We will discuss the availability of the multiple derivative action in various jurisdictions and the application of these cases in Malaysia. Continue reading →
In the recent unreported High Court decision of Abdul Rahim bin Suleiman and another v Faridah binti Md Lazim & 7 Others dated 3 April 2015, Justice Wong Kian Kheong considered an application for leave under section 181A of the Companies Act 1965 to bring a statutory derivative action. I have written a commentary on the statutory derivative action provisions over here before.
The decision is useful in setting out some of the procedural guidelines that must be met in bringing such an action. Some of the significant points are:
- A complainant only apply under 181A to bring a new action, to act for the company when the company intervenes in an action, and to defend a pending action against the company.
- A complainant cannot seek to apply to act for the company where the suit is already concluded or where the suit is pending (as that suit would be under the control of the present management of the company).
- Notice under section 181B must be given to each of the directors. It is not sufficient just to address it to the Board of Directors.
- This decision gave some guidance on what should be in the contents of the section 181B notice and the decision referred to several Canadian cases.
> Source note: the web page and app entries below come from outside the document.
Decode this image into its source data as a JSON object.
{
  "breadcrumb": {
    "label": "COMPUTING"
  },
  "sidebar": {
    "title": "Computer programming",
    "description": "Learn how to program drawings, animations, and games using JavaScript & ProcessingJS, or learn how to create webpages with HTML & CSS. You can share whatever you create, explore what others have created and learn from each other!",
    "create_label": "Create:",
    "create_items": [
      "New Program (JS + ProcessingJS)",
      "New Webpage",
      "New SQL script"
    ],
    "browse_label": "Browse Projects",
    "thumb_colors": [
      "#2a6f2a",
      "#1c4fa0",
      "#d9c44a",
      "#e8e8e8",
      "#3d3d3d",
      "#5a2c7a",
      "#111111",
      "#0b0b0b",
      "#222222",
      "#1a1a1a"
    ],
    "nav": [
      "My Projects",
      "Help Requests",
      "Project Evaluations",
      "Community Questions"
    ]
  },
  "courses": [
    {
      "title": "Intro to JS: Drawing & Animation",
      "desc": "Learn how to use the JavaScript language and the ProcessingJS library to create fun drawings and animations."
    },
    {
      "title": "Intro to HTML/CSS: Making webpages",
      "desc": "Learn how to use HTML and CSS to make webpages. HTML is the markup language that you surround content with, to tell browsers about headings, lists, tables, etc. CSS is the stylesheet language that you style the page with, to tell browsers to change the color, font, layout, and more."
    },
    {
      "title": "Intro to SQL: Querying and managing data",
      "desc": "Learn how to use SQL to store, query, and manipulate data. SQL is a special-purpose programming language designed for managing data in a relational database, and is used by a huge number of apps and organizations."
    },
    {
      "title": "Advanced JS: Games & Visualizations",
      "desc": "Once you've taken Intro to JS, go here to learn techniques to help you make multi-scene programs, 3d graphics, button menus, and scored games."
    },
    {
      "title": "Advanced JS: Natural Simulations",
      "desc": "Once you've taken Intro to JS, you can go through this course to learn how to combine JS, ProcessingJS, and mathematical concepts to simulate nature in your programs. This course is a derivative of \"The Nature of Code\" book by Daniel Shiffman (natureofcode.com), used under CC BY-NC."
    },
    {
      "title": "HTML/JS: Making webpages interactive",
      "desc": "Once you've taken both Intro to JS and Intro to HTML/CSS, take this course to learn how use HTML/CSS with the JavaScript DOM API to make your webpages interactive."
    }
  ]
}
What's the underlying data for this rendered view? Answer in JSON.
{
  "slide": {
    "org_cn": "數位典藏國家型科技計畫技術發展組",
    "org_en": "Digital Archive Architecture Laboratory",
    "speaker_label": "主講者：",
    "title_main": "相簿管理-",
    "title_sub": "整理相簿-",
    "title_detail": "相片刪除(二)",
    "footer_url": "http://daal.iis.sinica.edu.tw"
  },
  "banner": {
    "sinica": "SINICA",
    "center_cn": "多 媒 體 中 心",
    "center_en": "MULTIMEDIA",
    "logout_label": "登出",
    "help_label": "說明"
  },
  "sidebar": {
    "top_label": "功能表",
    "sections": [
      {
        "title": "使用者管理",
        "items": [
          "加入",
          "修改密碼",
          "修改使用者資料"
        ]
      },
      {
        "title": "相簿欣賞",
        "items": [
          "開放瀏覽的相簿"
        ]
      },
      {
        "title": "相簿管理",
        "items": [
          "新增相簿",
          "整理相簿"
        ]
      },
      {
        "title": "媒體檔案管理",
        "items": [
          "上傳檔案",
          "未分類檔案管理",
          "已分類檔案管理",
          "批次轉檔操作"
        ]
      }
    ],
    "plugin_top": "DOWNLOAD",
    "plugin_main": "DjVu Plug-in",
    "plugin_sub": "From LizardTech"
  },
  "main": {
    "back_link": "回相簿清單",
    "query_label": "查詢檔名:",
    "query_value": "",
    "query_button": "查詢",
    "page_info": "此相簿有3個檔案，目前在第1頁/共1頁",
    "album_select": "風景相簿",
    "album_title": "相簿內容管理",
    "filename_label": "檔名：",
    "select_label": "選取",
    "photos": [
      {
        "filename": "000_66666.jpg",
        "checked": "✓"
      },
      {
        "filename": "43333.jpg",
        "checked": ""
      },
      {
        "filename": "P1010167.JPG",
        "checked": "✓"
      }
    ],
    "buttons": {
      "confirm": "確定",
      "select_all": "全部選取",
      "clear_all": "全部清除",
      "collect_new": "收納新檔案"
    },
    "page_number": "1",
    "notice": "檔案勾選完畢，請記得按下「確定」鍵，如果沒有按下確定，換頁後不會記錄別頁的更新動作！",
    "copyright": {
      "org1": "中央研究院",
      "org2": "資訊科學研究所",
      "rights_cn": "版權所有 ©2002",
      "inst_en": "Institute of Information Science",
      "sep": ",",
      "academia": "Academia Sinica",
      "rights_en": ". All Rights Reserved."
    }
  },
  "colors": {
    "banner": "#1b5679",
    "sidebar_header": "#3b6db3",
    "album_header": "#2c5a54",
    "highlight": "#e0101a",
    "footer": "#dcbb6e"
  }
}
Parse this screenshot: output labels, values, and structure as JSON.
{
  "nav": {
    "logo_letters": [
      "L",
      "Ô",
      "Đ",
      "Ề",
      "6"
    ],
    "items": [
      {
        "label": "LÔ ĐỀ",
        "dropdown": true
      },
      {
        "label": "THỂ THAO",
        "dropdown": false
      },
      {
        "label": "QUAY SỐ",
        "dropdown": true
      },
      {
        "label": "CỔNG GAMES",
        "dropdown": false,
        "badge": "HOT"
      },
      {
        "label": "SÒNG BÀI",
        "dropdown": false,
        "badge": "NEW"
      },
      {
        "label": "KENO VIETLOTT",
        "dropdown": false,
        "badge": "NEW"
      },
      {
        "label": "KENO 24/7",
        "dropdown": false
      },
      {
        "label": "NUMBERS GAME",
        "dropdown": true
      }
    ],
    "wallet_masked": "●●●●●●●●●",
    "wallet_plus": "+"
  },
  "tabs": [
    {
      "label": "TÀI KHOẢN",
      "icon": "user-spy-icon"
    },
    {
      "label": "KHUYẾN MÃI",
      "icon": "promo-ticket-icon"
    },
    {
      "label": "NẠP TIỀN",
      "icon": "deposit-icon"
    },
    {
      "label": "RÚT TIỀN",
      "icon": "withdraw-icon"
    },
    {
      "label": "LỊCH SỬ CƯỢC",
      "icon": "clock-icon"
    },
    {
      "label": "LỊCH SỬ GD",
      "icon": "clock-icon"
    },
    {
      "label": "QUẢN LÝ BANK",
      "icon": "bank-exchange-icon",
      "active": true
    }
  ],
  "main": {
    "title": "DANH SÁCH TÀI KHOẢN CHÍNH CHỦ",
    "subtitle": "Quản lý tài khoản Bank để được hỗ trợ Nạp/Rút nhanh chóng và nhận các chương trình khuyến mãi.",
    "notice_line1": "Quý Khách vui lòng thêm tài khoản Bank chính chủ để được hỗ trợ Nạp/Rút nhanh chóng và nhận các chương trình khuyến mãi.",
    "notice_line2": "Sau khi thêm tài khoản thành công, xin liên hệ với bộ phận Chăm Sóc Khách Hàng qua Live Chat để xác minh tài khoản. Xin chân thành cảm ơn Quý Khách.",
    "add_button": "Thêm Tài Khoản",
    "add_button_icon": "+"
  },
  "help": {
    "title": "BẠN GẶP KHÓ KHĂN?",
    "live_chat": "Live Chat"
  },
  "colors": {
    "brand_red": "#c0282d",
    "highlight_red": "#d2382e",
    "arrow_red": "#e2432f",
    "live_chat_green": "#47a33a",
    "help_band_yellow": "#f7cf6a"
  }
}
- The application for leave is filed by way of Originating Summons (OS). In the OS, the applicant need only cite the Company itself as the sole Defendant. There is no need to cite the other alleged wrongdoers as parties to the OS. Nonetheless, citing the other alleged wrongdoers was not fatal in this case.